------ Task material ------

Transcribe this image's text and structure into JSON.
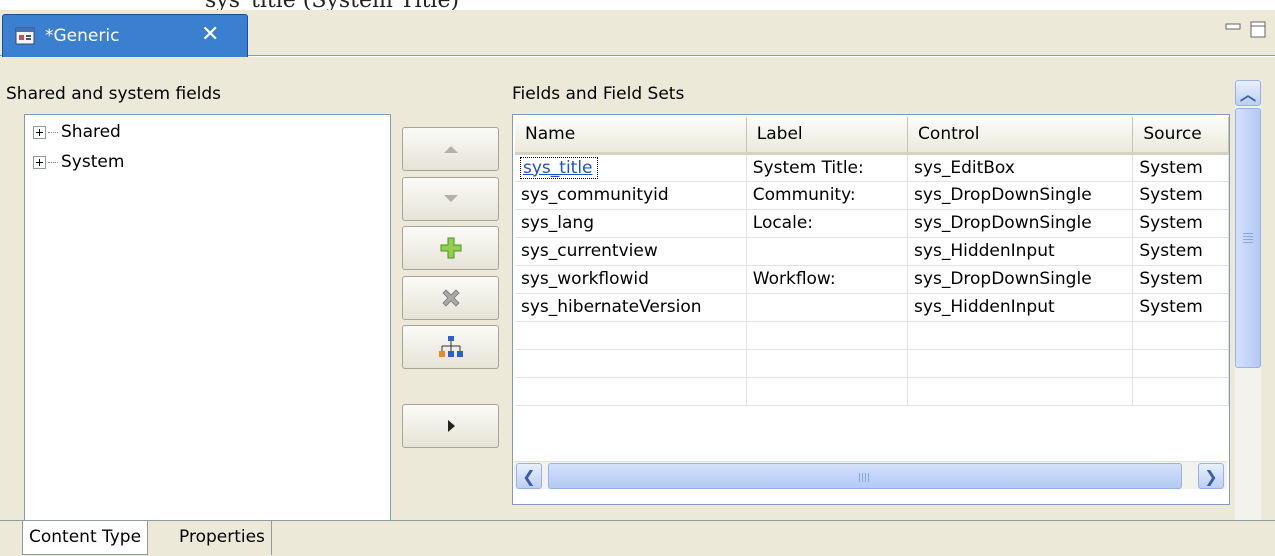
{
  "window": {
    "top_text": "sys_title (System Title)",
    "tab_label": "*Generic",
    "tab_icon": "content-type-icon"
  },
  "left_panel": {
    "title": "Shared and system fields",
    "tree": [
      {
        "label": "Shared"
      },
      {
        "label": "System"
      }
    ]
  },
  "toolbar": {
    "buttons": [
      {
        "icon": "move-up-icon"
      },
      {
        "icon": "move-down-icon"
      },
      {
        "icon": "add-icon"
      },
      {
        "icon": "delete-icon"
      },
      {
        "icon": "hierarchy-icon"
      },
      {
        "icon": "expand-arrow-icon"
      }
    ]
  },
  "right_panel": {
    "title": "Fields and Field Sets",
    "columns": [
      "Name",
      "Label",
      "Control",
      "Source"
    ],
    "rows": [
      {
        "name": "sys_title",
        "label": "System Title:",
        "control": "sys_EditBox",
        "source": "System"
      },
      {
        "name": "sys_communityid",
        "label": "Community:",
        "control": "sys_DropDownSingle",
        "source": "System"
      },
      {
        "name": "sys_lang",
        "label": "Locale:",
        "control": "sys_DropDownSingle",
        "source": "System"
      },
      {
        "name": "sys_currentview",
        "label": "",
        "control": "sys_HiddenInput",
        "source": "System"
      },
      {
        "name": "sys_workflowid",
        "label": "Workflow:",
        "control": "sys_DropDownSingle",
        "source": "System"
      },
      {
        "name": "sys_hibernateVersion",
        "label": "",
        "control": "sys_HiddenInput",
        "source": "System"
      }
    ]
  },
  "bottom_tabs": {
    "content_type": "Content Type",
    "properties": "Properties"
  },
  "colors": {
    "tab_active": "#3a7fd0",
    "panel_bg": "#ece9d8",
    "link": "#1e50c8"
  }
}
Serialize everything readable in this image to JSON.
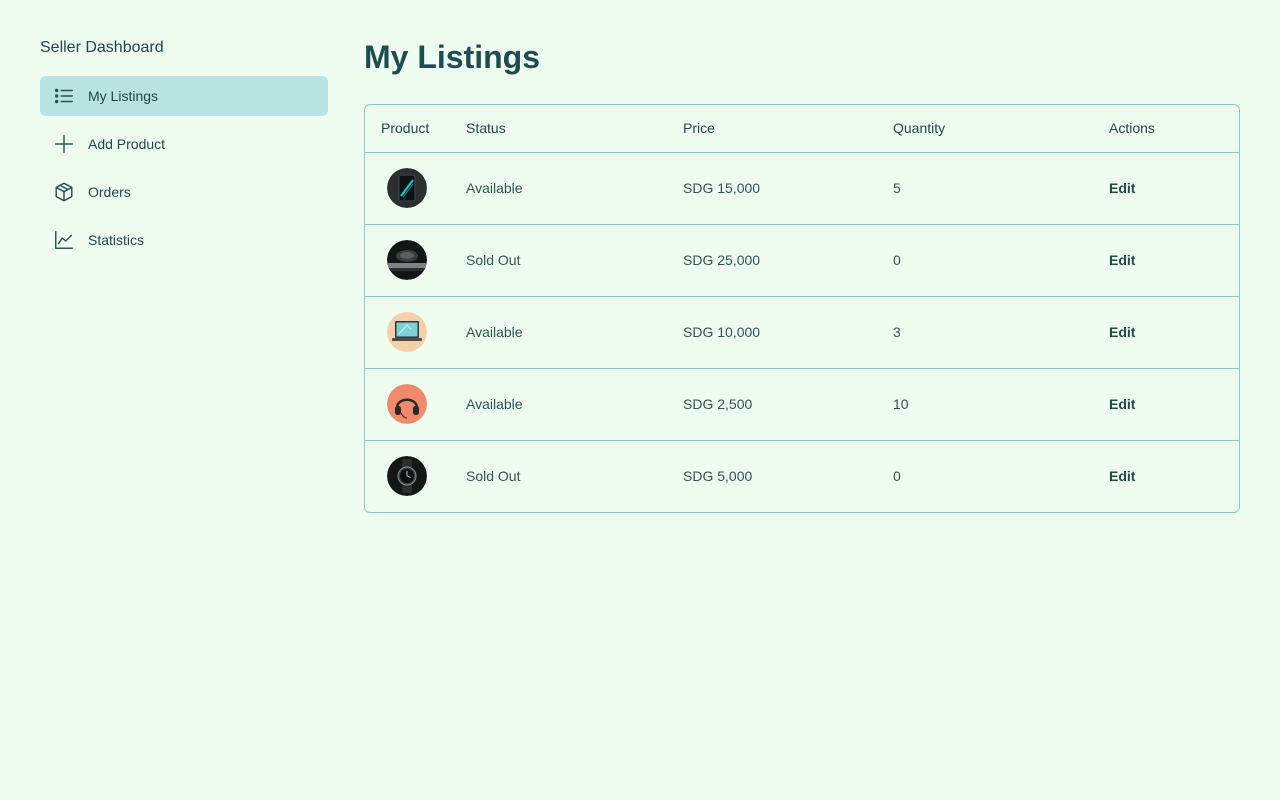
{
  "sidebar": {
    "title": "Seller Dashboard",
    "items": [
      {
        "label": "My Listings",
        "icon": "list-icon",
        "active": true
      },
      {
        "label": "Add Product",
        "icon": "plus-icon",
        "active": false
      },
      {
        "label": "Orders",
        "icon": "box-icon",
        "active": false
      },
      {
        "label": "Statistics",
        "icon": "chart-icon",
        "active": false
      }
    ]
  },
  "main": {
    "title": "My Listings",
    "table": {
      "headers": [
        "Product",
        "Status",
        "Price",
        "Quantity",
        "Actions"
      ],
      "rows": [
        {
          "thumb": "smartphone",
          "status": "Available",
          "price": "SDG 15,000",
          "quantity": "5",
          "action": "Edit"
        },
        {
          "thumb": "speaker",
          "status": "Sold Out",
          "price": "SDG 25,000",
          "quantity": "0",
          "action": "Edit"
        },
        {
          "thumb": "laptop",
          "status": "Available",
          "price": "SDG 10,000",
          "quantity": "3",
          "action": "Edit"
        },
        {
          "thumb": "headphones",
          "status": "Available",
          "price": "SDG 2,500",
          "quantity": "10",
          "action": "Edit"
        },
        {
          "thumb": "smartwatch",
          "status": "Sold Out",
          "price": "SDG 5,000",
          "quantity": "0",
          "action": "Edit"
        }
      ]
    }
  },
  "colors": {
    "background": "#effdf0",
    "active_nav": "#b8e3e0",
    "border": "#8cc9c3",
    "text": "#1f4a4a"
  }
}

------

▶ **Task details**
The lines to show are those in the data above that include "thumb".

▶ **Task output**
          "thumb": "smartphone",
          "thumb": "speaker",
          "thumb": "laptop",
          "thumb": "headphones",
          "thumb": "smartwatch",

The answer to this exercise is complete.